Bhandari A, Boris RS, Laungani RG, Stricker H. Ureteral inguinal hernia in a pelvic kidney. Urol. 2009;181(1):333. doi: 10.1016/j.juro.2008.09.091 [CrossRef]
Farrell MR, Coogan C, Hibbeln J, Millikan K, Benson . Inguinal hernia containing a kidney with a duplicated system: an exceptionally rare case. Int J Urol. 2014;21(3):338-340. doi: 10.1111/iju.12257 [CrossRef] [PubMed]
Kusuma V, Hemalata M, Suguna BV. Ectopic supernumerary kidney presenting as inguinal hernia. J Clin Pathol. 2005;58(4):446. [PubMed]
Martín Hernández D, Prieto Matos P. Inguinal-scrotal bladder hernia associated with pelvic kidney [in Spanish]. Arch Esp Urol. 2011;64(5):479-480. [PubMed]
Gershman B, Kulkarni N, Sahani DV, Eisner BH. Causes of renal forniceal rupture. BJU Int. 2011;108(11):1909-1911. doi: 10.1111/j.1464-410X.2011.10164.x [CrossRef] [PubMed]
Morgan TN, Bandari J, Shahait M, Averch T. Renal forniceal rupture: is conservative management safe? Urology. 2017;109:51-54. doi: 10.1016/j.urology.2017.07.045 [CrossRef] [PubMed]
Kalafatis P, Zougkas K, Petas A. Primary ureteroscopic treatment for obstructive ureteral stone-causing fornix rupture. Int J Urol. 2004;11(12):1058-1064. doi: 10.1111/j.1442-2042.2004.00949.x [CrossRef] [PubMed]
Doehn C, Fiola L, Peter M, Jocham D. Outcome analysis of fornix ruptures in 162 consecutive patients. J Endourol. 2010;24(11):1869-1873. doi: 10.1089/end.2010.0018 [CrossRef] [PubMed]
Singh I, Joshi M, Mehrotra G. Spontaneous renal forniceal rupture due to advanced cervical carcinoma with obstructive uropathy. Arch Gynecol Obstet. 2009;279(6):915-918. doi: 10.1007/s00404-008-0817-y [CrossRef] [PubMed]
Anomalies of the upper urinary tract.
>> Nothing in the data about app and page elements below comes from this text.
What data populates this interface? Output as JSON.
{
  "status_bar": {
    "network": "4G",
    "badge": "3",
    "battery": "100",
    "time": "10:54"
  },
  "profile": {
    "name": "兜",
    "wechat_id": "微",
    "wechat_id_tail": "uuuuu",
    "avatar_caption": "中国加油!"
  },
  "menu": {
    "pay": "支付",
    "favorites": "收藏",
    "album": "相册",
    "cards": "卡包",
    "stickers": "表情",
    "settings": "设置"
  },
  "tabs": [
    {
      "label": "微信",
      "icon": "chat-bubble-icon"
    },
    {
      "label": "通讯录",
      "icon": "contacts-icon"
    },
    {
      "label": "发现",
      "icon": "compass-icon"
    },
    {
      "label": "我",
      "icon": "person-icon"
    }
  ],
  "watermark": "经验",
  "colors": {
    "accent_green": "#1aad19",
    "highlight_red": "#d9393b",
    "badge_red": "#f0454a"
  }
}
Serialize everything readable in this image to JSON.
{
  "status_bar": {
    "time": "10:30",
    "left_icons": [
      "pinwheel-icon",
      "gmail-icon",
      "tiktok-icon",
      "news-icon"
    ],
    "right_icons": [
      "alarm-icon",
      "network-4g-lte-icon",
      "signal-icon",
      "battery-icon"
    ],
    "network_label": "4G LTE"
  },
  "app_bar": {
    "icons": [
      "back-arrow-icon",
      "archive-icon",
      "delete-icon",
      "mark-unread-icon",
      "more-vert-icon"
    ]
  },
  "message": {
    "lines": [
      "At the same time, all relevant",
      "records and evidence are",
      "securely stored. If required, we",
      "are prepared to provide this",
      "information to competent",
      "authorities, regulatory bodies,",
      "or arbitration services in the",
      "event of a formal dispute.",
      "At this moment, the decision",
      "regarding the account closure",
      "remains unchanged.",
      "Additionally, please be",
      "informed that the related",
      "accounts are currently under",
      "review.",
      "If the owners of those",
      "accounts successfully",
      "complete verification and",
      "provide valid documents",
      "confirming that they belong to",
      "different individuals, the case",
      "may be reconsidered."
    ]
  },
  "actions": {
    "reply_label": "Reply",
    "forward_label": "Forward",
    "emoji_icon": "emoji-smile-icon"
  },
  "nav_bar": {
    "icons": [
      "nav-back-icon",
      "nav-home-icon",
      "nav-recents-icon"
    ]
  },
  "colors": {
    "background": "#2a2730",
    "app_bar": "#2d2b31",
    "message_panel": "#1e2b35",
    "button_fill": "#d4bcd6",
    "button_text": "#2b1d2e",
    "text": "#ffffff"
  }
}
In: Campbell MF, Wein AJ, Kavoussi LR. Campbell-Walsh Urology. 6th ed. Philadelphia, PA: W.B. Saunders; 1992:2975-3005.
Figure 1.
Large left inguinal hernia with mild scrotal erythema in a 79-year-old man who presented with left lower quadrant abdominal pain radiating to the groin.
Figure 1.
Large left inguinal hernia with mild scrotal erythema in a 79-year-old man who presented with left lower quadrant abdominal pain radiating to the groin.
Figure 2.
Left kidney with a 3×4-mm proximal ureteral stone, hydronephrosis, and perinephric fluid in a 79-year-old man.
Figure 2.
Left kidney with a 3×4-mm proximal ureteral stone, hydronephrosis, and perinephric fluid in a 79-year-old man.
Figure 3.
Increased perinephric fat and an enlarged left inguinal hernia containing Gerota fascia in a 79-year-old man.
Figure 3.
Increased perinephric fat and an enlarged left inguinal hernia containing Gerota fascia in a 79-year-old man.